Data extracts
####################

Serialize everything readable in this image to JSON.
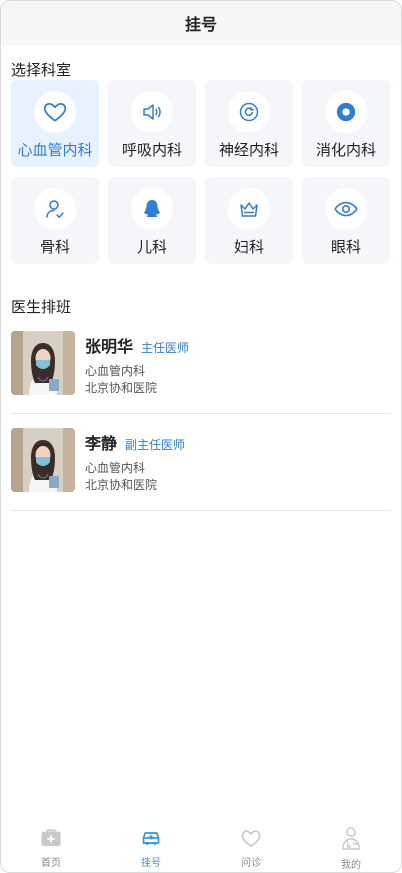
{
  "header": {
    "title": "挂号"
  },
  "departments": {
    "section_title": "选择科室",
    "items": [
      {
        "label": "心血管内科",
        "icon": "heart-icon",
        "active": true
      },
      {
        "label": "呼吸内科",
        "icon": "speaker-icon",
        "active": false
      },
      {
        "label": "神经内科",
        "icon": "refresh-icon",
        "active": false
      },
      {
        "label": "消化内科",
        "icon": "dot-circle-icon",
        "active": false
      },
      {
        "label": "骨科",
        "icon": "user-check-icon",
        "active": false
      },
      {
        "label": "儿科",
        "icon": "child-icon",
        "active": false
      },
      {
        "label": "妇科",
        "icon": "crown-icon",
        "active": false
      },
      {
        "label": "眼科",
        "icon": "eye-icon",
        "active": false
      }
    ]
  },
  "schedule": {
    "section_title": "医生排班",
    "doctors": [
      {
        "name": "张明华",
        "title": "主任医师",
        "department": "心血管内科",
        "hospital": "北京协和医院"
      },
      {
        "name": "李静",
        "title": "副主任医师",
        "department": "心血管内科",
        "hospital": "北京协和医院"
      }
    ]
  },
  "tabbar": {
    "items": [
      {
        "label": "首页",
        "icon": "medkit-icon",
        "active": false
      },
      {
        "label": "挂号",
        "icon": "ambulance-icon",
        "active": true
      },
      {
        "label": "问诊",
        "icon": "heart-outline-icon",
        "active": false
      },
      {
        "label": "我的",
        "icon": "doctor-icon",
        "active": false
      }
    ]
  },
  "colors": {
    "accent": "#2e7dd7",
    "tab_active": "#2d95e5",
    "card_bg": "#f5f6fa",
    "active_card_bg": "#e6f2ff"
  }
}
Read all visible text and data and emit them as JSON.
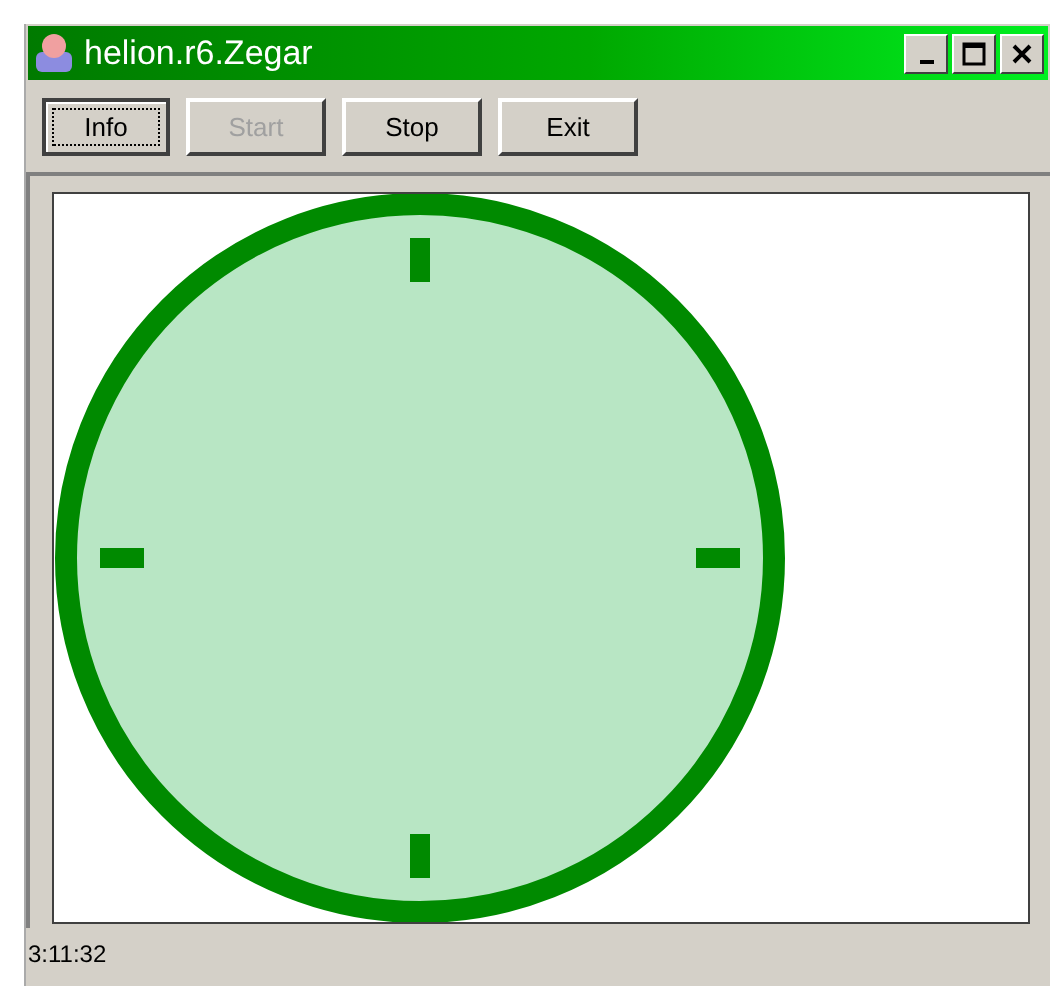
{
  "window": {
    "title": "helion.r6.Zegar"
  },
  "buttons": [
    {
      "label": "Info",
      "disabled": false,
      "focused": true
    },
    {
      "label": "Start",
      "disabled": true,
      "focused": false
    },
    {
      "label": "Stop",
      "disabled": false,
      "focused": false
    },
    {
      "label": "Exit",
      "disabled": false,
      "focused": false
    }
  ],
  "status_bar": {
    "text": "3:11:32"
  }
}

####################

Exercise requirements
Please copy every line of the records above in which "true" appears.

Response area
        "active": true
        "active": true
      "focused": true
      "disabled": true,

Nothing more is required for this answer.